### Work to be completed
Every entry that follows should be output again, word for word.

Data extracted from a collection:
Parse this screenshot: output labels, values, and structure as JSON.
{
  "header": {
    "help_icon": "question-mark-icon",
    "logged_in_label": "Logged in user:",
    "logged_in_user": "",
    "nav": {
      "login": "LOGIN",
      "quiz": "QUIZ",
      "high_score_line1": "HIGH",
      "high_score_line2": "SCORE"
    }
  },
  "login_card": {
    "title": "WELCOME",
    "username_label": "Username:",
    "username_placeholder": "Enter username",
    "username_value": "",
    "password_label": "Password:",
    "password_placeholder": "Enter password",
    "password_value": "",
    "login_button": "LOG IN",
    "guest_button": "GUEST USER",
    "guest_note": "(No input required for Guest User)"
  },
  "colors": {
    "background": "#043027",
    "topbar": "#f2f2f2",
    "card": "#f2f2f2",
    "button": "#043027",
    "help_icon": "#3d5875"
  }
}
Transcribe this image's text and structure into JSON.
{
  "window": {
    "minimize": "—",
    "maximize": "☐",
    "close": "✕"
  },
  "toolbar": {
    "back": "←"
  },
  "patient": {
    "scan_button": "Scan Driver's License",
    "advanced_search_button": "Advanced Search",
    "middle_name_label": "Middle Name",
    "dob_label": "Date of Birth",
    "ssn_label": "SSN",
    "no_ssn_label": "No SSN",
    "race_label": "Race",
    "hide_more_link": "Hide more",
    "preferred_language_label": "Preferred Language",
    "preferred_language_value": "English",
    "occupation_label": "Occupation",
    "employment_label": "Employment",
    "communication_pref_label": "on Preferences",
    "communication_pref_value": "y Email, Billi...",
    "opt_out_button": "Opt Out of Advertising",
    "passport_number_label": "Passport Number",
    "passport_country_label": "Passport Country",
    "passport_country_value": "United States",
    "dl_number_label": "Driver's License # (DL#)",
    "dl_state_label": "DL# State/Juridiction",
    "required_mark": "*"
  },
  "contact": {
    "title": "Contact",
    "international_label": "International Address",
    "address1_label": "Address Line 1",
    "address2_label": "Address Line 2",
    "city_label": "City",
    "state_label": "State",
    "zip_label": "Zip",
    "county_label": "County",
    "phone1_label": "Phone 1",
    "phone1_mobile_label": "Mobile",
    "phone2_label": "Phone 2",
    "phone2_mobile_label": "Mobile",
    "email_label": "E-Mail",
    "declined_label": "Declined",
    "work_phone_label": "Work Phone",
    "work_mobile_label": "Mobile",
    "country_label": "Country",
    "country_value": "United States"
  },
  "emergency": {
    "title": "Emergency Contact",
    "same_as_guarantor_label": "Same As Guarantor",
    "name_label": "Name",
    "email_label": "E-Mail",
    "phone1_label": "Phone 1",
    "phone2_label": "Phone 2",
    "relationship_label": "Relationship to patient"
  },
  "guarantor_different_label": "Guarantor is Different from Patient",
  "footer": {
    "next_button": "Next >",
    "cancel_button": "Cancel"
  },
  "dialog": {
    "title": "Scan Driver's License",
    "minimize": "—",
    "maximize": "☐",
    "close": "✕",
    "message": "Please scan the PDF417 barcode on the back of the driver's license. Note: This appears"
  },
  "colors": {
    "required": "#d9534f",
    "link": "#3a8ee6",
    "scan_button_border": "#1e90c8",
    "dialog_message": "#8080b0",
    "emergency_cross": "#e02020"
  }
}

### Exercise result
Parse this screenshot: output labels, values, and structure as JSON.
{
  "header": {
    "help_icon": "question-mark-icon",
    "logged_in_label": "Logged in user:",
    "logged_in_user": "",
    "nav": {
      "login": "LOGIN",
      "quiz": "QUIZ",
      "high_score_line1": "HIGH",
      "high_score_line2": "SCORE"
    }
  },
  "login_card": {
    "title": "WELCOME",
    "username_label": "Username:",
    "username_placeholder": "Enter username",
    "username_value": "",
    "password_label": "Password:",
    "password_placeholder": "Enter password",
    "password_value": "",
    "login_button": "LOG IN",
    "guest_button": "GUEST USER",
    "guest_note": "(No input required for Guest User)"
  },
  "colors": {
    "background": "#043027",
    "topbar": "#f2f2f2",
    "card": "#f2f2f2",
    "button": "#043027",
    "help_icon": "#3d5875"
  }
}
Transcribe this image's text and structure into JSON.
{
  "window": {
    "minimize": "—",
    "maximize": "☐",
    "close": "✕"
  },
  "toolbar": {
    "back": "←"
  },
  "patient": {
    "scan_button": "Scan Driver's License",
    "advanced_search_button": "Advanced Search",
    "middle_name_label": "Middle Name",
    "dob_label": "Date of Birth",
    "ssn_label": "SSN",
    "no_ssn_label": "No SSN",
    "race_label": "Race",
    "hide_more_link": "Hide more",
    "preferred_language_label": "Preferred Language",
    "preferred_language_value": "English",
    "occupation_label": "Occupation",
    "employment_label": "Employment",
    "communication_pref_label": "on Preferences",
    "communication_pref_value": "y Email, Billi...",
    "opt_out_button": "Opt Out of Advertising",
    "passport_number_label": "Passport Number",
    "passport_country_label": "Passport Country",
    "passport_country_value": "United States",
    "dl_number_label": "Driver's License # (DL#)",
    "dl_state_label": "DL# State/Juridiction",
    "required_mark": "*"
  },
  "contact": {
    "title": "Contact",
    "international_label": "International Address",
    "address1_label": "Address Line 1",
    "address2_label": "Address Line 2",
    "city_label": "City",
    "state_label": "State",
    "zip_label": "Zip",
    "county_label": "County",
    "phone1_label": "Phone 1",
    "phone1_mobile_label": "Mobile",
    "phone2_label": "Phone 2",
    "phone2_mobile_label": "Mobile",
    "email_label": "E-Mail",
    "declined_label": "Declined",
    "work_phone_label": "Work Phone",
    "work_mobile_label": "Mobile",
    "country_label": "Country",
    "country_value": "United States"
  },
  "emergency": {
    "title": "Emergency Contact",
    "same_as_guarantor_label": "Same As Guarantor",
    "name_label": "Name",
    "email_label": "E-Mail",
    "phone1_label": "Phone 1",
    "phone2_label": "Phone 2",
    "relationship_label": "Relationship to patient"
  },
  "guarantor_different_label": "Guarantor is Different from Patient",
  "footer": {
    "next_button": "Next >",
    "cancel_button": "Cancel"
  },
  "dialog": {
    "title": "Scan Driver's License",
    "minimize": "—",
    "maximize": "☐",
    "close": "✕",
    "message": "Please scan the PDF417 barcode on the back of the driver's license. Note: This appears"
  },
  "colors": {
    "required": "#d9534f",
    "link": "#3a8ee6",
    "scan_button_border": "#1e90c8",
    "dialog_message": "#8080b0",
    "emergency_cross": "#e02020"
  }
}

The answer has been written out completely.